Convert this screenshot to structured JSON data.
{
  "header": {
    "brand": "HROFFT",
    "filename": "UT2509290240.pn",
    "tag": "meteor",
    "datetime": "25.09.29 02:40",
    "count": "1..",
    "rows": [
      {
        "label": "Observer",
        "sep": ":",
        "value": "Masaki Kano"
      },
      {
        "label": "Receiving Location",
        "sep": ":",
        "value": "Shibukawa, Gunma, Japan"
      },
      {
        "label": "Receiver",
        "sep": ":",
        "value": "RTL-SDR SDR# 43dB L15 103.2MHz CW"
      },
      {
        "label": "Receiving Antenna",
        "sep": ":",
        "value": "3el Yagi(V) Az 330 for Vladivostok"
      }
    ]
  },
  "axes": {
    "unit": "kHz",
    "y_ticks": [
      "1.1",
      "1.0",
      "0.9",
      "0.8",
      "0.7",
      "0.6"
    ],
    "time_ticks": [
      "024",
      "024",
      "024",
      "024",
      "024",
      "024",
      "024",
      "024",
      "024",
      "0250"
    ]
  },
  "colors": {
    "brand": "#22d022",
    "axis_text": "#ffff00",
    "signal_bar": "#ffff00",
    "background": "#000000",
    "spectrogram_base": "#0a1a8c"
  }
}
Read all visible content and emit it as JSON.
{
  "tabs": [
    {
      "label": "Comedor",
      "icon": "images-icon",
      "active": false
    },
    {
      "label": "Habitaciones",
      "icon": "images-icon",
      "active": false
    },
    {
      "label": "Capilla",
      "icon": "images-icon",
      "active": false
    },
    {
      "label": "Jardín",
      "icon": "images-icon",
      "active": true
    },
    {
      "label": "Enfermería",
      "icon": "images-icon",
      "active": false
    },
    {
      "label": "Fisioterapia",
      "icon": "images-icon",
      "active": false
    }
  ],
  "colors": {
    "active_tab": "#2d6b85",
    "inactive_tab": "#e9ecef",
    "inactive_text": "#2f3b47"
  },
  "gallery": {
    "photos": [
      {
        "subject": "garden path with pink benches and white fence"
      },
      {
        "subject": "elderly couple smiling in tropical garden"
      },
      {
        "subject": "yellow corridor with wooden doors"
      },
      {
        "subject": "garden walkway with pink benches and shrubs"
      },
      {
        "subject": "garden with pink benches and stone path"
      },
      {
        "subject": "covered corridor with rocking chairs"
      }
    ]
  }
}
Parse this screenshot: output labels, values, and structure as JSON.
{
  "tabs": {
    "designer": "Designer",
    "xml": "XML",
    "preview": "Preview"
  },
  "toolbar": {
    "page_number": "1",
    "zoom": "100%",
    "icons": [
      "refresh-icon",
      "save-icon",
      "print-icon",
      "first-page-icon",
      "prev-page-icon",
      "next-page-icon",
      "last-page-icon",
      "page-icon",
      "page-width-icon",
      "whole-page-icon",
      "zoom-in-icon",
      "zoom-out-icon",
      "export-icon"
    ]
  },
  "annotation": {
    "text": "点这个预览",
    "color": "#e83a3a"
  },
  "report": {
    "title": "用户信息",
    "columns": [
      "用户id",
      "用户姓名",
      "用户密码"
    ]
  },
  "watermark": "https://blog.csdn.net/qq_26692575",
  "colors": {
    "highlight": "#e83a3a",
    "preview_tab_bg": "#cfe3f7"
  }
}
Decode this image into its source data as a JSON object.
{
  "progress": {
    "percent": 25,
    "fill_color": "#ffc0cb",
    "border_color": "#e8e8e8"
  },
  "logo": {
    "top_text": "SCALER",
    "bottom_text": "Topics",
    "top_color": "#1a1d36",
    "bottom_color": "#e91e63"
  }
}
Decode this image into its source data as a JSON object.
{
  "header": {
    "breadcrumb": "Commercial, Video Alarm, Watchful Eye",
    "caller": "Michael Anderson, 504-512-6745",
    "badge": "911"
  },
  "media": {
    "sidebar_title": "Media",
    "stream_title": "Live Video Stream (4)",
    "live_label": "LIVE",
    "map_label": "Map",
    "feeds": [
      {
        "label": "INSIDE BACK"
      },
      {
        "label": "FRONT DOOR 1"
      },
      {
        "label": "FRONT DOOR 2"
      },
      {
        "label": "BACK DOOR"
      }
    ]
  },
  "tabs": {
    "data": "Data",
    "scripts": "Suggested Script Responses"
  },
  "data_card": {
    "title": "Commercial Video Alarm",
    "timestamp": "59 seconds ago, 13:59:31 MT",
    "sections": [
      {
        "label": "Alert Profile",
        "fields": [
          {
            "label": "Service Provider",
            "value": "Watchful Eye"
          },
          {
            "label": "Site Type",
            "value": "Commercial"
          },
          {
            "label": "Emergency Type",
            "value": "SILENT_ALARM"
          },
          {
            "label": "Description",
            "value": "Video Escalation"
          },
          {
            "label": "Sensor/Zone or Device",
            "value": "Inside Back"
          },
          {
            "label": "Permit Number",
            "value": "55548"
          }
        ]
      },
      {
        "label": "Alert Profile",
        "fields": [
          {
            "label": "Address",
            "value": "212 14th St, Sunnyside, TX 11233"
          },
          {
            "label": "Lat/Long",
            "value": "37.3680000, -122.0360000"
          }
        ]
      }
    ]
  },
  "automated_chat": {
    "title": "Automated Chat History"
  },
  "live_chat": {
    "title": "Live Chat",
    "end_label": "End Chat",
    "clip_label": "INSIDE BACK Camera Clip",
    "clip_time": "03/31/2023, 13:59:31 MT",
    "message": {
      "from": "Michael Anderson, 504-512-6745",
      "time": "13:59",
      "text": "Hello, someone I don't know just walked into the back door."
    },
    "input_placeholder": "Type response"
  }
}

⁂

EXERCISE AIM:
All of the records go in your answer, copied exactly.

RESULT OF THE EXERCISE:
Convert this screenshot to structured JSON data.
{
  "header": {
    "brand": "HROFFT",
    "filename": "UT2509290240.pn",
    "tag": "meteor",
    "datetime": "25.09.29 02:40",
    "count": "1..",
    "rows": [
      {
        "label": "Observer",
        "sep": ":",
        "value": "Masaki Kano"
      },
      {
        "label": "Receiving Location",
        "sep": ":",
        "value": "Shibukawa, Gunma, Japan"
      },
      {
        "label": "Receiver",
        "sep": ":",
        "value": "RTL-SDR SDR# 43dB L15 103.2MHz CW"
      },
      {
        "label": "Receiving Antenna",
        "sep": ":",
        "value": "3el Yagi(V) Az 330 for Vladivostok"
      }
    ]
  },
  "axes": {
    "unit": "kHz",
    "y_ticks": [
      "1.1",
      "1.0",
      "0.9",
      "0.8",
      "0.7",
      "0.6"
    ],
    "time_ticks": [
      "024",
      "024",
      "024",
      "024",
      "024",
      "024",
      "024",
      "024",
      "024",
      "0250"
    ]
  },
  "colors": {
    "brand": "#22d022",
    "axis_text": "#ffff00",
    "signal_bar": "#ffff00",
    "background": "#000000",
    "spectrogram_base": "#0a1a8c"
  }
}
Read all visible content and emit it as JSON.
{
  "tabs": [
    {
      "label": "Comedor",
      "icon": "images-icon",
      "active": false
    },
    {
      "label": "Habitaciones",
      "icon": "images-icon",
      "active": false
    },
    {
      "label": "Capilla",
      "icon": "images-icon",
      "active": false
    },
    {
      "label": "Jardín",
      "icon": "images-icon",
      "active": true
    },
    {
      "label": "Enfermería",
      "icon": "images-icon",
      "active": false
    },
    {
      "label": "Fisioterapia",
      "icon": "images-icon",
      "active": false
    }
  ],
  "colors": {
    "active_tab": "#2d6b85",
    "inactive_tab": "#e9ecef",
    "inactive_text": "#2f3b47"
  },
  "gallery": {
    "photos": [
      {
        "subject": "garden path with pink benches and white fence"
      },
      {
        "subject": "elderly couple smiling in tropical garden"
      },
      {
        "subject": "yellow corridor with wooden doors"
      },
      {
        "subject": "garden walkway with pink benches and shrubs"
      },
      {
        "subject": "garden with pink benches and stone path"
      },
      {
        "subject": "covered corridor with rocking chairs"
      }
    ]
  }
}
Parse this screenshot: output labels, values, and structure as JSON.
{
  "tabs": {
    "designer": "Designer",
    "xml": "XML",
    "preview": "Preview"
  },
  "toolbar": {
    "page_number": "1",
    "zoom": "100%",
    "icons": [
      "refresh-icon",
      "save-icon",
      "print-icon",
      "first-page-icon",
      "prev-page-icon",
      "next-page-icon",
      "last-page-icon",
      "page-icon",
      "page-width-icon",
      "whole-page-icon",
      "zoom-in-icon",
      "zoom-out-icon",
      "export-icon"
    ]
  },
  "annotation": {
    "text": "点这个预览",
    "color": "#e83a3a"
  },
  "report": {
    "title": "用户信息",
    "columns": [
      "用户id",
      "用户姓名",
      "用户密码"
    ]
  },
  "watermark": "https://blog.csdn.net/qq_26692575",
  "colors": {
    "highlight": "#e83a3a",
    "preview_tab_bg": "#cfe3f7"
  }
}
Decode this image into its source data as a JSON object.
{
  "progress": {
    "percent": 25,
    "fill_color": "#ffc0cb",
    "border_color": "#e8e8e8"
  },
  "logo": {
    "top_text": "SCALER",
    "bottom_text": "Topics",
    "top_color": "#1a1d36",
    "bottom_color": "#e91e63"
  }
}
Decode this image into its source data as a JSON object.
{
  "header": {
    "breadcrumb": "Commercial, Video Alarm, Watchful Eye",
    "caller": "Michael Anderson, 504-512-6745",
    "badge": "911"
  },
  "media": {
    "sidebar_title": "Media",
    "stream_title": "Live Video Stream (4)",
    "live_label": "LIVE",
    "map_label": "Map",
    "feeds": [
      {
        "label": "INSIDE BACK"
      },
      {
        "label": "FRONT DOOR 1"
      },
      {
        "label": "FRONT DOOR 2"
      },
      {
        "label": "BACK DOOR"
      }
    ]
  },
  "tabs": {
    "data": "Data",
    "scripts": "Suggested Script Responses"
  },
  "data_card": {
    "title": "Commercial Video Alarm",
    "timestamp": "59 seconds ago, 13:59:31 MT",
    "sections": [
      {
        "label": "Alert Profile",
        "fields": [
          {
            "label": "Service Provider",
            "value": "Watchful Eye"
          },
          {
            "label": "Site Type",
            "value": "Commercial"
          },
          {
            "label": "Emergency Type",
            "value": "SILENT_ALARM"
          },
          {
            "label": "Description",
            "value": "Video Escalation"
          },
          {
            "label": "Sensor/Zone or Device",
            "value": "Inside Back"
          },
          {
            "label": "Permit Number",
            "value": "55548"
          }
        ]
      },
      {
        "label": "Alert Profile",
        "fields": [
          {
            "label": "Address",
            "value": "212 14th St, Sunnyside, TX 11233"
          },
          {
            "label": "Lat/Long",
            "value": "37.3680000, -122.0360000"
          }
        ]
      }
    ]
  },
  "automated_chat": {
    "title": "Automated Chat History"
  },
  "live_chat": {
    "title": "Live Chat",
    "end_label": "End Chat",
    "clip_label": "INSIDE BACK Camera Clip",
    "clip_time": "03/31/2023, 13:59:31 MT",
    "message": {
      "from": "Michael Anderson, 504-512-6745",
      "time": "13:59",
      "text": "Hello, someone I don't know just walked into the back door."
    },
    "input_placeholder": "Type response"
  }
}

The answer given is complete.